With the early intervention of The Primary School, "they can actually compete," Nova said. "It allows them a better chance to succeed eventually (not only) academically but also in communication with each other as a family."
Connecting family and school
The Primary School's parent coaches are perhaps the most unusual aspect of The Primary School model.
The DiCarlos' coach, Cristina Matthews, connected the family to housing, food and financial support resources, helping them fill out applications and navigate confusing bureaucracies. She reminded DiCarlo and her husband to attend school events and increased their participation in their son's education.
In their CNN opinion piece, Chan and Liu wrote, "Home life and environment are stronger predictors of academic and health outcomes than either formal education or health care."
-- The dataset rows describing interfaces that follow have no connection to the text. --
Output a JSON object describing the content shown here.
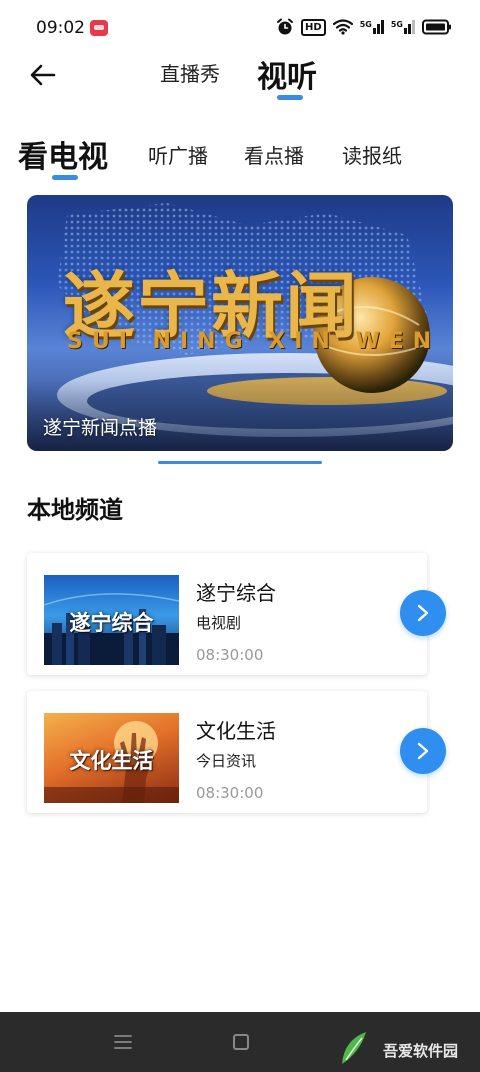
{
  "status_bar": {
    "time": "09:02",
    "hd_label": "HD",
    "net_label_1": "5G",
    "net_label_2": "5G",
    "icons": [
      "app-notification-icon",
      "alarm-icon",
      "hd-icon",
      "wifi-icon",
      "signal-5g-icon",
      "signal-5g-icon",
      "battery-icon"
    ]
  },
  "header": {
    "back_icon": "back-arrow-icon",
    "tabs": [
      {
        "label": "直播秀"
      },
      {
        "label": "视听"
      }
    ],
    "accent_color": "#3b8be0"
  },
  "sub_tabs": [
    {
      "label": "看电视"
    },
    {
      "label": "听广播"
    },
    {
      "label": "看点播"
    },
    {
      "label": "读报纸"
    }
  ],
  "banner": {
    "title": "遂宁新闻",
    "pinyin": "SUI NING XIN WEN",
    "caption": "遂宁新闻点播"
  },
  "section": {
    "title": "本地频道"
  },
  "channels": [
    {
      "thumb_text": "遂宁综合",
      "name": "遂宁综合",
      "category": "电视剧",
      "time": "08:30:00"
    },
    {
      "thumb_text": "文化生活",
      "name": "文化生活",
      "category": "今日资讯",
      "time": "08:30:00"
    }
  ],
  "nav_bar": {
    "icons": [
      "menu-icon",
      "home-icon"
    ],
    "watermark_text": "吾爱软件园"
  }
}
So The Primary School parents attend a series of weekly groups when their children enroll and then are required to attend a monthly parent group after that, in addition to a monthly check-in with their coach. The seven full-time coaches often interact much more frequently with their families, a freedom that Matthews, whose background is in mental health, said allows them to build deeper relationships. The amount of time coaches spend with families each month varies and is driven by family need, school administrators said.
DiCarlo, from her own experience as a student in the Ravenswood City School District, understands the implications of a broken connection between home and school.
"I know how it feels to have homework and then you don't have the support at home because of either the language barrier or whatever it might be. I know how it feels going in the next day with your homework not completed — not because you didn't want to do it but (because) you need help and you didn't have that support at home," she said.
Replicating The Primary School model
It's hard not to be skeptical that what this privately funded school is working toward could be replicated within a conventional public school setting. But The Primary School leadership, many of whom came from public education, believe it's possible.
The school's long-term goal is to open three to five sites in the Bay Area (they're currently hiring for a new campus in Hayward), partner with early childhood providers and other school systems to share what they learn and then replicate it nationally. The school's leaders say they don't want The Primary School to be a "special" school and define "replicable" as sustainable through public funding. (The school declined to disclose its budget.)
As such, they made practical choices around the budget, teacher-student ratios and facilities to align with what a more traditional school would offer. The Primary School, for example, leases classrooms owned by the Ravenswood school district. Last year, the school analyzed public funding streams for education, health care and family support and set cost benchmarks towards which it is working. Leaders believe merging the education and health care systems will cut down on redundant services and close gaps in care.
Duskin, who was previously the founding principal of a public charter school in Washington, D.C., said replicating The Primary School model is not impossible, but "does require some transformation in how we think about the work of a school," particularly on the part of teachers and administrators to be open and responsive to feedback from parents and partner organizations.
"There's some humility there that's required for us as educators, but it's also where I think the work is becoming really interesting and promising," she said
The school's broader impact on students is not yet clear, at least publicly. School administrators said data on academic and social-emotional gains is not yet available, and they are "still learning about the long-term impact of our model."
But families like the DiCarlos say they are living out the benefits. Their youngest child, an 11-month-old girl, is already on The Primary School waitlist.